Downtown businesses and civic groups, Historic neighborhoods, architects and planners and lots of downtown residents have formed a coalition to push for that evaluation. We aren’t arguing about the need to repair this infrastructure, but we don’t want to lose the opportunity to mitigate the problems caused by the original construction.

The favor? Write a letter to Governor Holcomb, asking him to instruct INDOT to produce  legitimate, comprehensive, good-faith evaluations of the alternatives available. Here is the letter I have sent; feel free to use it as a template.

Dear Governor Holcomb,

I am writing to you as a citizen of Indiana and a resident of downtown Indianapolis who is concerned about a major project being planned by INDOT to repair and widen the portions of Interstates 65 and 70 commonly referred to as the “spaghetti bowl.”

Fifty years ago, when the interstates were constructed, they were routed through an Indianapolis downtown that had been largely abandoned for the suburbs–a downtown dramatically different from today’s vibrant city center. The decisions made at that time divided neighborhoods, exacerbated public safety problems, and significantly delayed the ensuing commercial and residential redevelopment of our downtown.

Those interstates and their bridges are now deteriorated and require extensive and very expensive repairs. Indianapolis thus has a once-in-a-lifetime opportunity to dramatically improve what everyone concedes is a thoroughly dysfunctional system. A thoughtful revamping could improve traffic flow and restore community connectivity and walkability; it could also spur economic development that would significantly add to the city’s tax base.

Whatever decisions are made now will be in place for at least fifty to sixty years, so it is critical that this project fix current problems and enhance—not degrade—the city’s quality of life.  A routine, “off the shelf” repair and lane widening project will simply lock the current problems into place.

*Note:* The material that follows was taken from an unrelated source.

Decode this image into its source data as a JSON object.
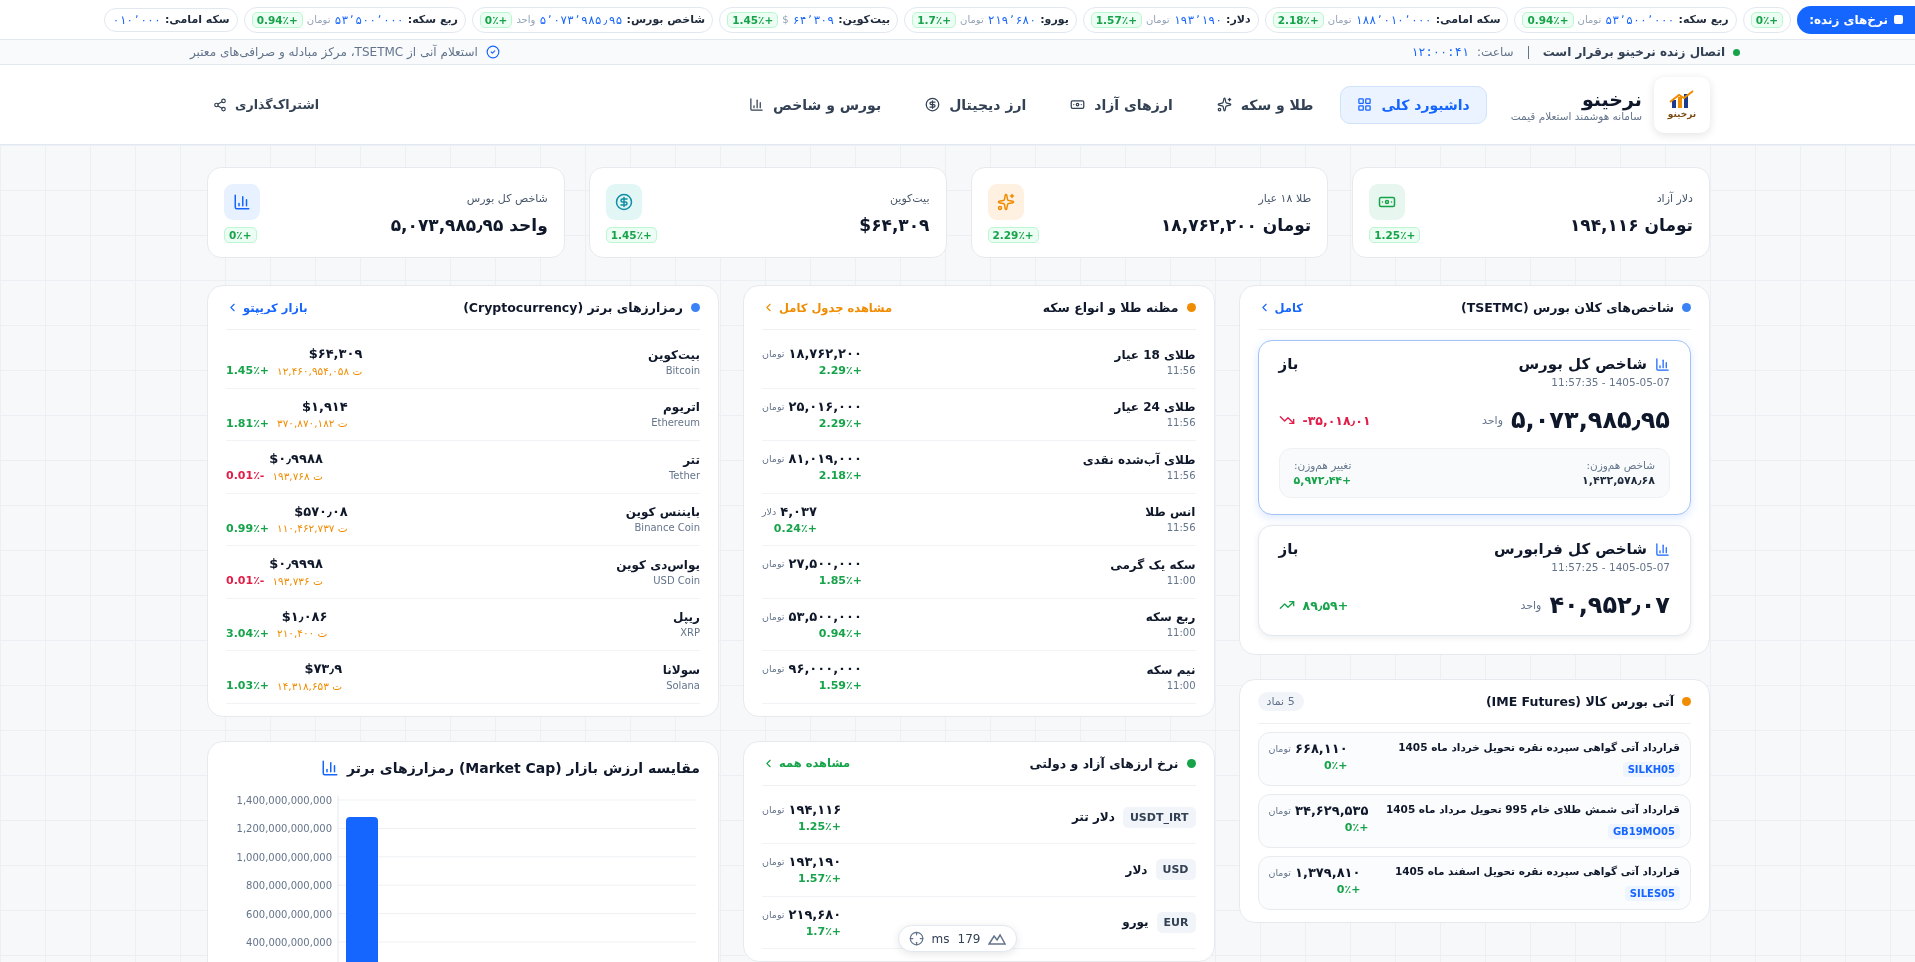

In the face of INDOT’s clear intent to proceed with that “off the shelf” plan, a coalition composed of planners, architects, landscape architects, and business and civic leaders has come together and proposed two potential alternatives to the currently proposed approach. Both alternatives would free up considerable acreage for commercial development that would add to the city’s tax base, while the plan currently being considered—with massive concrete walls, longer underpasses and increased noise and air pollution– would substantially reduce the assessed value of a large number of properties, as well as the desirability of significant portions of downtown’s residential and historic neighborhoods.

When the current interstate routes were chosen, Indianapolis had no historic districts; today, those interstates disrupt five such districts. In our city, as elsewhere, historic district designations have generated an enormous amount of investment. Property values have continued to rise due to the attractiveness, walkability and residential character of those districts. INDOT’s current approach threatens that investment.

Fifty years ago, mistakes were made. Indianapolis has a rare opportunity to correct those mistakes. Members of the Coalition do not dispute the need for major repairs. We do dispute the clear preference of INDOT to effect those repairs using a standardized approach with which they are familiar and comfortable (and which would be entirely appropriate in a suburban or rural setting).

This is an issue requiring leadership that can only come from your office. I hope you will ensure that the alternatives proposed by the Coalition receive a genuine, unbiased evaluation.

Yours truly,

If you decide to email or snail-mail the Governor, I’d really appreciate a note telling me you did so!

Tomorrow, we’ll return to my usual ranting….